This New Digital Paper Tablet Lets You Scribble While Reading
Sony announced their new electronic notepad that comes with an array of new features. With this product, Sony says that the user will be able to replace all paper notebooks from their life.
At a glance, this device might look like an Amazon Kindle, but there’s an added feature which makes it slightly different. The Sony Digital Paper comes with a stylus, which you can use to highlight or note things down right on the device.
The company says that the experience is very close to writing on a real paper, which sounds impressive but there is also a price to pay for it. The 10.3-inch model will cost you $600 and the 13.3-inch one will set you back $700.
The biggest difference you can draw from the Sony E Ink notepad compared to the Kindle is that you can draw and doodle on the E Ink notepad with ease. Sony has undoubtedly done a good job with the styling and build quality as it is sleek, slim and sublime.
Both 10.3 inch and 13.3-inch screen size models have a thickness of 6 mm. The 10.3-inch model weighs 240g, while the 13.3-inch one weighs a 109g more.
The package will come with 2 stylus tips – one mimics the feel of the pen, while the other is made to give feedback similar to writing with a pencil. The glare-free screen won’t reflect everything in front of it, making reading effortless.
The device comes with an onboard storage of 11 GB and the battery will last a total of three weeks without WiFi or Bluetooth connectivity. Users can install the companion app on their iOS or Android device so that file transfers can be done in a jiffy.
The device also has a USB port, if you want to transfer files via cable. Sony has certainly put a lot of thought into this product and it shows in every aspect of the product.
"Now, with a choice of two models, more people can experience what we refer to as 'paper perfected,' enjoying the easy readability of the glare-free screen and precision handwriting associated with the paper-like look and feel of Digital Paper,” commented Bob Nell, the Director of Sony’s Digital Paper.
Sony hasn’t started the official roll out yet. However, users can preorder the devices through Amazon or Sony’s official website.

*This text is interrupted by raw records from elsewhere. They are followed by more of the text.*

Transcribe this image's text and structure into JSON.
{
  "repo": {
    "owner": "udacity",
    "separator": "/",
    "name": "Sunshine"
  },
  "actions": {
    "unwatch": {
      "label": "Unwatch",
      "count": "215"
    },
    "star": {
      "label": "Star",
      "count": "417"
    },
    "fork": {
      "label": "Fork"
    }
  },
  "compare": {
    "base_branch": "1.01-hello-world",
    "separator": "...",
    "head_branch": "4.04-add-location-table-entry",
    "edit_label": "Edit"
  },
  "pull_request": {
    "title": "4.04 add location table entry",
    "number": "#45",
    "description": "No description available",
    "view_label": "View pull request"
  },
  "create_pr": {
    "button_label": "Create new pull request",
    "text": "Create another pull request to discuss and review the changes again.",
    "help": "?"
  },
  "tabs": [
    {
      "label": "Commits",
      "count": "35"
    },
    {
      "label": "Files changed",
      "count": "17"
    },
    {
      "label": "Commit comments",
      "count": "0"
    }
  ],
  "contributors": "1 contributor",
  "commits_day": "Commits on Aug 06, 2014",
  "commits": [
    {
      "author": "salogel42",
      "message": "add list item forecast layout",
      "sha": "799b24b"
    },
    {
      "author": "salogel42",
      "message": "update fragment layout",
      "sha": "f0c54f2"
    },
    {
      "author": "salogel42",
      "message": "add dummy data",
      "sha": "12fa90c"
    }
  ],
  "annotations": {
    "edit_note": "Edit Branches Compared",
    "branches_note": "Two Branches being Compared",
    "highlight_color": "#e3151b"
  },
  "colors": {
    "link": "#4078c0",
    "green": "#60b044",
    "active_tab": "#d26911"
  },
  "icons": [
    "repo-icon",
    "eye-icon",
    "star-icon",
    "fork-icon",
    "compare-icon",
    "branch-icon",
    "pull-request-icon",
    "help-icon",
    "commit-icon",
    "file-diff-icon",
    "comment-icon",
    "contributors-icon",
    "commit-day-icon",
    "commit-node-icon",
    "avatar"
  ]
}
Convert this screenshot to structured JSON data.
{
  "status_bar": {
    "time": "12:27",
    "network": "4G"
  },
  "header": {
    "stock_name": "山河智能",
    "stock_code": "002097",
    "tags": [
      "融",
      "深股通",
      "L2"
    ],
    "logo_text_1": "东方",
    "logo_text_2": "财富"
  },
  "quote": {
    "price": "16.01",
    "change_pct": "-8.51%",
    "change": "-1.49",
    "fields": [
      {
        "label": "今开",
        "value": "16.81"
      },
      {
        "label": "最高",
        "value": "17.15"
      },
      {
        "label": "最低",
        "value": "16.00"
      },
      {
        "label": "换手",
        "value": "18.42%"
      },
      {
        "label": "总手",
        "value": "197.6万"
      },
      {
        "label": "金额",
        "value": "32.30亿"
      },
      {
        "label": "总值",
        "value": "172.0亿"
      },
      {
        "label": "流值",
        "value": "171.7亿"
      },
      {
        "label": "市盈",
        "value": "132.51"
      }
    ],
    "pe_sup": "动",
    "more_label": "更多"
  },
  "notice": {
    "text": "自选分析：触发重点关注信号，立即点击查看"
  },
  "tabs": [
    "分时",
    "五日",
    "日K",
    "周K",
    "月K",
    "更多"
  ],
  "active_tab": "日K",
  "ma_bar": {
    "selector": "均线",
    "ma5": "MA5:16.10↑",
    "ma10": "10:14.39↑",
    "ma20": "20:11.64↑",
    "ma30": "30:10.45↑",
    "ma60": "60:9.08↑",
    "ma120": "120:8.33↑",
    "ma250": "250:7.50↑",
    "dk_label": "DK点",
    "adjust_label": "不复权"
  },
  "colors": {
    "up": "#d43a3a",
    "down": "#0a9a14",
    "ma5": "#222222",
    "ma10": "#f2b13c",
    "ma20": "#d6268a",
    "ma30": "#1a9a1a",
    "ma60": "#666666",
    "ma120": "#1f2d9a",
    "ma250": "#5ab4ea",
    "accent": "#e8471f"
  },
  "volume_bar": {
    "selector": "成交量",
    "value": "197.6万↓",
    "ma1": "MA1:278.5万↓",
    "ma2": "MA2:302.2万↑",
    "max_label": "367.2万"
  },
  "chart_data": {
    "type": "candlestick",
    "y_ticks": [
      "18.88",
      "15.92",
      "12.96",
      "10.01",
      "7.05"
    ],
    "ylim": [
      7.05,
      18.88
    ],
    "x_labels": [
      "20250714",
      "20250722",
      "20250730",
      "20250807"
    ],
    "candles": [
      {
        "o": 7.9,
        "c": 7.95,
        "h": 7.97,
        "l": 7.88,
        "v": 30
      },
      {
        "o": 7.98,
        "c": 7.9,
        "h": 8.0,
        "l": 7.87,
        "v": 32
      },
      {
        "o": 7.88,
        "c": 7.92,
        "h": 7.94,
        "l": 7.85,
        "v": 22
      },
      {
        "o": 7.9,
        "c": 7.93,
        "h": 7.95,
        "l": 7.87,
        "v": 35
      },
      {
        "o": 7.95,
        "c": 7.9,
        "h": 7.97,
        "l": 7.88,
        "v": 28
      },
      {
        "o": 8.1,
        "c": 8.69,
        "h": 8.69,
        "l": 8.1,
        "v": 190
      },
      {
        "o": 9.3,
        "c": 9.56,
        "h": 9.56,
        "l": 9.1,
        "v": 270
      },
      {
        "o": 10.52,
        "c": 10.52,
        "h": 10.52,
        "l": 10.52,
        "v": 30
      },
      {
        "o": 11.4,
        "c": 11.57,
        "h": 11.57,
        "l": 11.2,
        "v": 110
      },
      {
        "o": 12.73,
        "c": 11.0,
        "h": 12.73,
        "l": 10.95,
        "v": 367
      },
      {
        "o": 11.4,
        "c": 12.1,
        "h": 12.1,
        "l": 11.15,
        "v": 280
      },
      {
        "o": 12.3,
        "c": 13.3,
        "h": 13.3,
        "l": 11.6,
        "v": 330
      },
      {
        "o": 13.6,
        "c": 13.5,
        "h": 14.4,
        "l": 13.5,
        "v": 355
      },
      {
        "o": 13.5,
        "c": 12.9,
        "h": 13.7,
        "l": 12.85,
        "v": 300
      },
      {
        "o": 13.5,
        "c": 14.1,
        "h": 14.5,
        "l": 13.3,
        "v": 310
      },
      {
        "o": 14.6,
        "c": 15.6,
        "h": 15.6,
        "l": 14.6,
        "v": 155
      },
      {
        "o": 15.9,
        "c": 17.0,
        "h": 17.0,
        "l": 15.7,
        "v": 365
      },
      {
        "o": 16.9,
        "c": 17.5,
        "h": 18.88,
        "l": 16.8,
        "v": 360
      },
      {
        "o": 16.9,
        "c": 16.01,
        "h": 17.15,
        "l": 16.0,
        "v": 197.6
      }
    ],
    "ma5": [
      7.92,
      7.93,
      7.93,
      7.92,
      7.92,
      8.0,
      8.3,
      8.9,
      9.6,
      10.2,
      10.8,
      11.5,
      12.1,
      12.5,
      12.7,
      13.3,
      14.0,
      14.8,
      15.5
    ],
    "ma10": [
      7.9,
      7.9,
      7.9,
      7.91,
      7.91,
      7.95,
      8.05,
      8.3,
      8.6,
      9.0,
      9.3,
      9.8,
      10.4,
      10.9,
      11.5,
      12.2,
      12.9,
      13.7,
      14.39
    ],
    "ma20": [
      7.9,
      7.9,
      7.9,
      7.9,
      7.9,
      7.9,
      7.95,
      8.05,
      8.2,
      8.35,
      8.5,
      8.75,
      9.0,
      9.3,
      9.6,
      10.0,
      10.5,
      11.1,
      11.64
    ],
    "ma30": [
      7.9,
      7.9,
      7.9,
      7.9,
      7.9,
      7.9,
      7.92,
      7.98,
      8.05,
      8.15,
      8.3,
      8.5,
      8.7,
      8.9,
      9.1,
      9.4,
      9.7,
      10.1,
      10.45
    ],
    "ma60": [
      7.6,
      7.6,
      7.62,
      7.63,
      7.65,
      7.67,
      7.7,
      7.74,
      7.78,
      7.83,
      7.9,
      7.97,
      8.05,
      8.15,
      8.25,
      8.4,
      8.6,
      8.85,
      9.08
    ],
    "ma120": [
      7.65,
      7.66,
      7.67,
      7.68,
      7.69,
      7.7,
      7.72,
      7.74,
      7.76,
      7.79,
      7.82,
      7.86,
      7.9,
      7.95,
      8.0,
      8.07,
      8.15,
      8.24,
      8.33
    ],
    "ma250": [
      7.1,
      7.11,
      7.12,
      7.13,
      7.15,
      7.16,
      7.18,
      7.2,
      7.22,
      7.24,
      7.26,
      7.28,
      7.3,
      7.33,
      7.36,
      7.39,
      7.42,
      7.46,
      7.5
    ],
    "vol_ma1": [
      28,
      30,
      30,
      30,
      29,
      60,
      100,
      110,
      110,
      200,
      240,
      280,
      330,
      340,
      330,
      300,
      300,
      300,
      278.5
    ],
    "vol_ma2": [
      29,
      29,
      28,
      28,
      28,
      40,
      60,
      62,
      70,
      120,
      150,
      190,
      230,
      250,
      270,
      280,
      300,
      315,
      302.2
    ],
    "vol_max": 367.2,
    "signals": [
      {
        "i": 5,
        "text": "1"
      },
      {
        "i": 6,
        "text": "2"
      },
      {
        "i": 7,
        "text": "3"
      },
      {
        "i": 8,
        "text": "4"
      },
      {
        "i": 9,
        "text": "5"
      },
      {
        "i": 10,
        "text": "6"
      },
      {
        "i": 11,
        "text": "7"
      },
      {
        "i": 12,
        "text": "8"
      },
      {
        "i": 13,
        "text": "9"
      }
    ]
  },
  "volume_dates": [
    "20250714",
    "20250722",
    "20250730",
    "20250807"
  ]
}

Sony has a made a solid device that beats Kindle in its own game, but it is too soon to celebrate for Sony. A Kindle costs only about $80, which is significantly lower than the Sony’s Digital Paper.
Besides, the newly released iPad also comes with a stylus that starts from $329. We will have to see how it all goes down after the official release.